[Source records]
+-------+
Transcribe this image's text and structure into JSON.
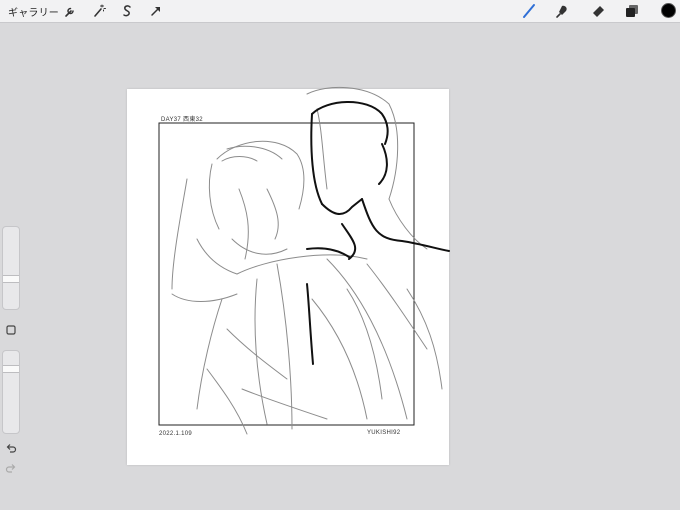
{
  "toolbar": {
    "gallery_label": "ギャラリー",
    "left_tools": [
      "wrench-icon",
      "magic-wand-icon",
      "selection-icon",
      "transform-icon"
    ],
    "right_tools": [
      "brush-icon",
      "smudge-icon",
      "eraser-icon",
      "layers-icon"
    ],
    "active_tool": "brush-icon",
    "accent_color": "#2f6fd6",
    "current_color": "#000000"
  },
  "sidebar": {
    "brush_size_level": 0.2,
    "opacity_level": 0.1,
    "modify_button": "square-icon",
    "undo": "undo-icon",
    "redo": "redo-icon"
  },
  "canvas": {
    "header_text": "DAY37 西東32",
    "date_text": "2022.1.109",
    "signature_text": "YUKISHI92",
    "background": "#ffffff"
  }
}
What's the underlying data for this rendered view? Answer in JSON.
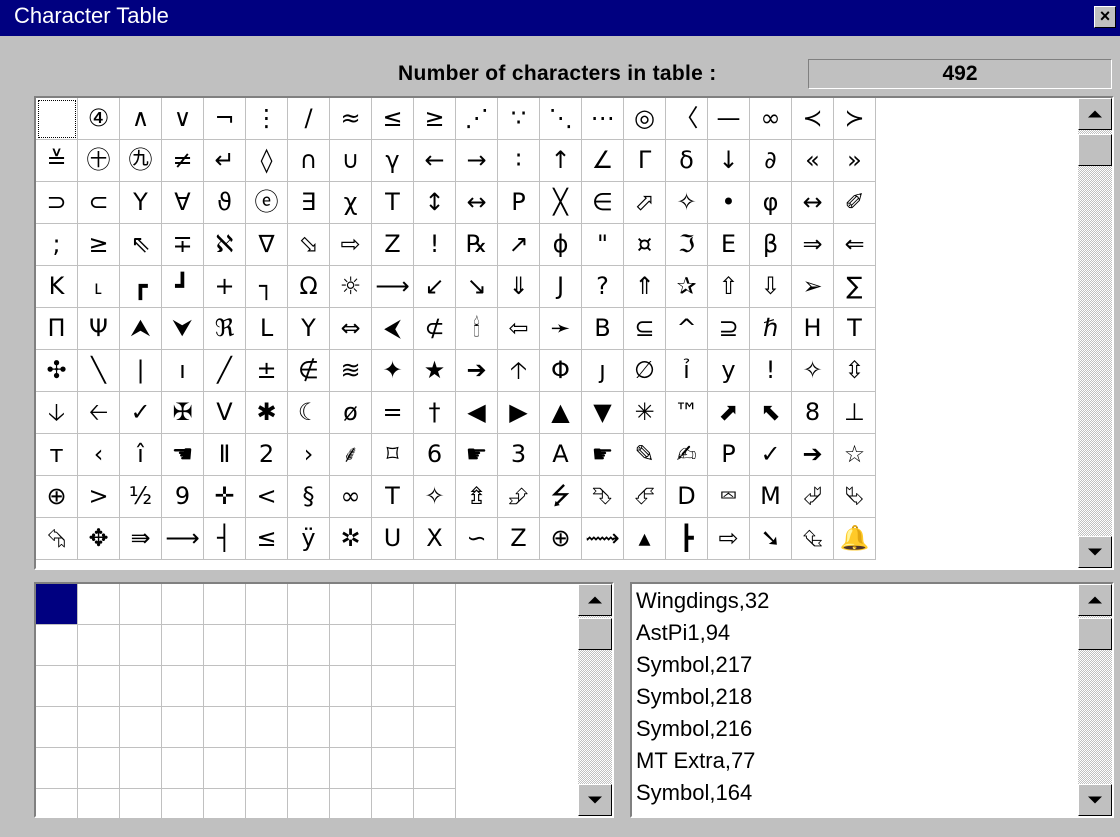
{
  "window": {
    "title": "Character Table",
    "close_label": "×"
  },
  "counter": {
    "label": "Number of characters in table :",
    "value": "492"
  },
  "char_grid": {
    "rows": [
      [
        "",
        "④",
        "∧",
        "∨",
        "¬",
        "⋮",
        "/",
        "≈",
        "≤",
        "≥",
        "⋰",
        "∵",
        "⋱",
        "⋯",
        "◎",
        "〈",
        "—",
        "∞",
        "≺",
        "≻"
      ],
      [
        "≚",
        "㊉",
        "㊈",
        "≠",
        "↵",
        "◊",
        "∩",
        "∪",
        "γ",
        "←",
        "→",
        "∶",
        "↑",
        "∠",
        "Γ",
        "δ",
        "↓",
        "∂",
        "«",
        "»"
      ],
      [
        "⊃",
        "⊂",
        "Y",
        "∀",
        "ϑ",
        "ⓔ",
        "∃",
        "χ",
        "T",
        "↕",
        "↔",
        "P",
        "╳",
        "∈",
        "⬀",
        "✧",
        "•",
        "φ",
        "↔",
        "✐"
      ],
      [
        ";",
        "≥",
        "⇖",
        "∓",
        "ℵ",
        "∇",
        "⬂",
        "⇨",
        "Z",
        "!",
        "℞",
        "↗",
        "ϕ",
        "\"",
        "¤",
        "ℑ",
        "E",
        "β",
        "⇒",
        "⇐"
      ],
      [
        "K",
        "˪",
        "┏",
        "┛",
        "+",
        "┐",
        "Ω",
        "☼",
        "⟶",
        "↙",
        "↘",
        "⇓",
        "J",
        "?",
        "⇑",
        "✰",
        "⇧",
        "⇩",
        "➢",
        "∑"
      ],
      [
        "Π",
        "Ψ",
        "⮝",
        "⮟",
        "ℜ",
        "L",
        "Y",
        "⇔",
        "⮜",
        "⊄",
        "🕯",
        "⇦",
        "➛",
        "B",
        "⊆",
        "^",
        "⊇",
        "ℏ",
        "H",
        "T"
      ],
      [
        "✣",
        "╲",
        "|",
        "ı",
        "╱",
        "±",
        "∉",
        "≋",
        "✦",
        "★",
        "➔",
        "🡡",
        "Φ",
        "ȷ",
        "∅",
        "ỉ",
        "y",
        "!",
        "✧",
        "⇳"
      ],
      [
        "🡣",
        "🡠",
        "✓",
        "✠",
        "V",
        "✱",
        "☾",
        "ø",
        "=",
        "†",
        "◀",
        "▶",
        "▲",
        "▼",
        "✳",
        "™",
        "⬈",
        "⬉",
        "8",
        "⊥"
      ],
      [
        "т",
        "‹",
        "î",
        "☚",
        "Ⅱ",
        "2",
        "›",
        "⸙",
        "⌑",
        "6",
        "☛",
        "3",
        "A",
        "☛",
        "✎",
        "✍",
        "P",
        "✓",
        "➔",
        "☆"
      ],
      [
        "⊕",
        ">",
        "½",
        "9",
        "✛",
        "<",
        "§",
        "∞",
        "T",
        "✧",
        "⇯",
        "⮵",
        "⭍",
        "⮷",
        "⮶",
        "D",
        "⮹",
        "M",
        "⮰",
        "⮱"
      ],
      [
        "⮲",
        "✥",
        "⇛",
        "⟶",
        "┤",
        "≤",
        "ÿ",
        "✲",
        "U",
        "X",
        "∽",
        "Z",
        "⊕",
        "⟿",
        "▴",
        "┣",
        "⇨",
        "➘",
        "⮴",
        "🔔"
      ]
    ]
  },
  "font_list": {
    "items": [
      "Wingdings,32",
      "AstPi1,94",
      "Symbol,217",
      "Symbol,218",
      "Symbol,216",
      "MT Extra,77",
      "Symbol,164"
    ]
  }
}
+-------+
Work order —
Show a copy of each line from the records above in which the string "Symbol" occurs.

Your solution —
      "Symbol,217",
      "Symbol,218",
      "Symbol,216",
      "Symbol,164"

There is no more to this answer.